So here's today's big story:

The Obama administration is considering asking Congress to give the Treasury secretary unprecedented powers to initiate the seizure of non-bank financial companies, such as large insurers, investment firms and hedge funds, whose collapse would damage the broader economy, according to an administration document.

The government at present has the authority to seize only banks.

Giving the Treasury secretary authority over a broader range of companies would mark a significant shift from the existing model of financial regulation, which relies on independent agencies that are shielded from the political process. The Treasury secretary, a member of the president's Cabinet, would exercise the new powers in consultation with the White House, the Federal Reserve and other regulators, according to the document.

The administration plans to send legislation to Capitol Hill this week.

A follow-up question: What will be the definitions of 1) "non-bank financial companies" and 2) "whose collapse would damage the broader economy"? Because if recent history is any guide, the answer will be 3) at the least, such non-financial and non-gargantuan companies as seat-cover manufacturers.

A brief history of time: In September, then-President George Bush signed into law the Emergency Economic Stabilization Act, which created the Troubled Assets Relief Program (TARP), authorizizing the Treasury Department "to purchase, and to make and fund commitments to purchase, troubled assets from any financial institutions." Note that this doesn't mean "take a controlling interest" in financial institutions, which is why the administration's new plan is such an eye-opener. Still, consider the ensuing politicization and mission creep:

* In November, GMAC, which is the financing arm of troubled automaker General Motors, asked the Federal Reserve to be designated as a bank, so that it could receive TARP funds.

* In early December, president-elect Barack Obama declared that "The auto industry is the backbone of American manufacturing," and therefore "I don't think it's an option to simply allow it to collapse."

* In mid-December, lame duck President Bush announced that GM and Chrysler would get TARP funds regardless of their decided non-bankiness, an action that Reason Senior Editor Jacob Sullum accurately described as "illegal by definition, not to mention unconstitutional." Obama called the move a "necessary step."

* In March, hands squarely on reins, the Obama administration announced that $5 billion in TARP funds would go to companies that couldn't even pretend to have a serious financing arm: namely, auto parts manufacturers. One of the bailed out suppliers, American Axle, has sales of just a couple billion dollars per year.

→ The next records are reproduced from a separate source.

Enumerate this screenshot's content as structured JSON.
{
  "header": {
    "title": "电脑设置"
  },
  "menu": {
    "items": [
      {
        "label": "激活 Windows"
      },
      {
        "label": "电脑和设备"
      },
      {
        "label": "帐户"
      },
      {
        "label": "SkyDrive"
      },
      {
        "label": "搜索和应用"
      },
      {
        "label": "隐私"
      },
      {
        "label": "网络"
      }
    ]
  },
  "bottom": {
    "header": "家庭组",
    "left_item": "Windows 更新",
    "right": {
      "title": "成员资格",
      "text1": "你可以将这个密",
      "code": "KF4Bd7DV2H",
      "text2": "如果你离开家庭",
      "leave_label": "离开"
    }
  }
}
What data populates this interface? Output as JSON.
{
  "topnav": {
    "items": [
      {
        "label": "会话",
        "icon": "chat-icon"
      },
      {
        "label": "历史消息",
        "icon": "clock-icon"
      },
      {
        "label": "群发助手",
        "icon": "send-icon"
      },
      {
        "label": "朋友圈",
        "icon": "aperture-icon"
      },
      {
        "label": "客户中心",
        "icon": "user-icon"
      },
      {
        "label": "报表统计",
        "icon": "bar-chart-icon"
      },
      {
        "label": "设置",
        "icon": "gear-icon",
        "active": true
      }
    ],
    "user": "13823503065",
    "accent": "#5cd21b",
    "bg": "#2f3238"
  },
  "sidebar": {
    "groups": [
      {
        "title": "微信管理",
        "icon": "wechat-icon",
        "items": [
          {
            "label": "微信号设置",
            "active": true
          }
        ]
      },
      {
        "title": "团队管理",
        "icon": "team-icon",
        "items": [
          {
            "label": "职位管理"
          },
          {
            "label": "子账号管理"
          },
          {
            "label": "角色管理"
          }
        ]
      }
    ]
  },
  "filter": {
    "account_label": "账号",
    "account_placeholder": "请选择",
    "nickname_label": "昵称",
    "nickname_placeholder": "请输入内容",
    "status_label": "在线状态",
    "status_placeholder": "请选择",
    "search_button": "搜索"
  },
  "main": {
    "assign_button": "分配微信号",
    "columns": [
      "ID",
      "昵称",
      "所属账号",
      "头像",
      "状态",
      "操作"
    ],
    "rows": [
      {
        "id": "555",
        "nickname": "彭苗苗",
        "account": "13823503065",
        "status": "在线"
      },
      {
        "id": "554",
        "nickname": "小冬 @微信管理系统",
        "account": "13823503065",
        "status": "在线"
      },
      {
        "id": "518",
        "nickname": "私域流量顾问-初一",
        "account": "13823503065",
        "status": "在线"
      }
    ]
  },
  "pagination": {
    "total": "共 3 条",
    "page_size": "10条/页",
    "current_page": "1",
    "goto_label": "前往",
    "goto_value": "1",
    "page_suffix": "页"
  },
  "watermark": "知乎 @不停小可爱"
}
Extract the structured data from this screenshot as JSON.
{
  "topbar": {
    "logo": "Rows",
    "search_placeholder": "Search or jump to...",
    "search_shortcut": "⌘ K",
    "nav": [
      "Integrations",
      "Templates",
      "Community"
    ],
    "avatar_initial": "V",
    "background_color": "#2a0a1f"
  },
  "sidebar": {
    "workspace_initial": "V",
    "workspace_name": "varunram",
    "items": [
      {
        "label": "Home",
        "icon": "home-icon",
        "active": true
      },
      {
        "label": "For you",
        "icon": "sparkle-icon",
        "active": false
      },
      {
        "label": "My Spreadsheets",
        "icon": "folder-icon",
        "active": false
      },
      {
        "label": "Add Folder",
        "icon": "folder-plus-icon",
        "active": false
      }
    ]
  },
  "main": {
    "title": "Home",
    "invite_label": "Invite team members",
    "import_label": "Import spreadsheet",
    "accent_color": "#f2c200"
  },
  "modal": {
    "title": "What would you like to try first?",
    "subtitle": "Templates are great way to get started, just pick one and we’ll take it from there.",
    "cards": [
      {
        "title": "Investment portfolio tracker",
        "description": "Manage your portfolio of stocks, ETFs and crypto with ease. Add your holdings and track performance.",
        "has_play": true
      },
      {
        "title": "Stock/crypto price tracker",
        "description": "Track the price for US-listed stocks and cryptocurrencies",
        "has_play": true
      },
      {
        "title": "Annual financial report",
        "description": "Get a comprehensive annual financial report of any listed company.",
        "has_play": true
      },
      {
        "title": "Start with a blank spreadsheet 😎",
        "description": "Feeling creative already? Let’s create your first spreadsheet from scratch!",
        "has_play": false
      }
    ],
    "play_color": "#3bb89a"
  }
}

Now let's look back again at the original TARP-creating bailout, just six months before. Here's what then-Treasury Secretary Henry Paulson said at the time:

We must now take further, decisive action to fundamentally and comprehensively address the root cause of this turmoil.

And that root cause is the housing correction which has resulted in illiquid mortgage-related assets that are choking off the flow of credit which is so vitally important to our economy. We must address this underlying problem, and restore confidence in our financial markets and financial institutions so they can perform their mission of supporting future prosperity and growth.

We have proposed a program to remove troubled assets from the system.

Got it? TARP was specifically designed–actually I think "sold" is the technical term–to sponge up "illiquid mortgage-related assets" owned by giants in the financial sector. And in less than half a year it was being used to throw cash at manufacturing midgets.

There are many, many reasons to oppose giving the Obama administration "unprecedented powers" to nationalize companies. But surely here's one: If less-absolute power corrupted so totally in six short months, just how voracious will an unchecked Treasury be under unified Democratic governance? And if the root problem is indeed an "illiquid" market, how in hell do you incentivize the trading of assets and companies–in other words, liquifying markets–by empowering the single biggest financial entity in the country to pounce willy-nilly on companies based on political decisions?

This is disaster socialism at its unfinest, and for six months' worth of reasons why, click here.